TASK DESCRIPTION: Repeat the records. Match each character exactly.

RECORDS SHOWN:
=== Begin Enclosure ===

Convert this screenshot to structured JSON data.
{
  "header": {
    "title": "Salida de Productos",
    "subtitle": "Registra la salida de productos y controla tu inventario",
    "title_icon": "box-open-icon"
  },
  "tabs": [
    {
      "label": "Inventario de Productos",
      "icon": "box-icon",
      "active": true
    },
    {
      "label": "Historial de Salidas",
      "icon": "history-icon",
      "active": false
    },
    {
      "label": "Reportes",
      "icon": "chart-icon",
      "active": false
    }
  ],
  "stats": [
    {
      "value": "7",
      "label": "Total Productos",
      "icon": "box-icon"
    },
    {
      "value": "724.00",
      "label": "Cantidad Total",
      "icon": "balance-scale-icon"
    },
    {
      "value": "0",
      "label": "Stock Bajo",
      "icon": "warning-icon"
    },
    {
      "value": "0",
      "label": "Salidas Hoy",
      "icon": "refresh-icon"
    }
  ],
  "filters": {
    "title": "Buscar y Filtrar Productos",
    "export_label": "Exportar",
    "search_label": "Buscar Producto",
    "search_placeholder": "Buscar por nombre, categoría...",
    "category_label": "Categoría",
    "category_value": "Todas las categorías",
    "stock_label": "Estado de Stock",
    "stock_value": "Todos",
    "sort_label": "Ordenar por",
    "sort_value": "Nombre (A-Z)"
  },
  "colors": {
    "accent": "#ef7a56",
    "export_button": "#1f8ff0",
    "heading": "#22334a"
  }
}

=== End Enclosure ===

YOUR SOLUTION:
Convert this screenshot to structured JSON data.
{
  "header": {
    "title": "Salida de Productos",
    "subtitle": "Registra la salida de productos y controla tu inventario",
    "title_icon": "box-open-icon"
  },
  "tabs": [
    {
      "label": "Inventario de Productos",
      "icon": "box-icon",
      "active": true
    },
    {
      "label": "Historial de Salidas",
      "icon": "history-icon",
      "active": false
    },
    {
      "label": "Reportes",
      "icon": "chart-icon",
      "active": false
    }
  ],
  "stats": [
    {
      "value": "7",
      "label": "Total Productos",
      "icon": "box-icon"
    },
    {
      "value": "724.00",
      "label": "Cantidad Total",
      "icon": "balance-scale-icon"
    },
    {
      "value": "0",
      "label": "Stock Bajo",
      "icon": "warning-icon"
    },
    {
      "value": "0",
      "label": "Salidas Hoy",
      "icon": "refresh-icon"
    }
  ],
  "filters": {
    "title": "Buscar y Filtrar Productos",
    "export_label": "Exportar",
    "search_label": "Buscar Producto",
    "search_placeholder": "Buscar por nombre, categoría...",
    "category_label": "Categoría",
    "category_value": "Todas las categorías",
    "stock_label": "Estado de Stock",
    "stock_value": "Todos",
    "sort_label": "Ordenar por",
    "sort_value": "Nombre (A-Z)"
  },
  "colors": {
    "accent": "#ef7a56",
    "export_button": "#1f8ff0",
    "heading": "#22334a"
  }
}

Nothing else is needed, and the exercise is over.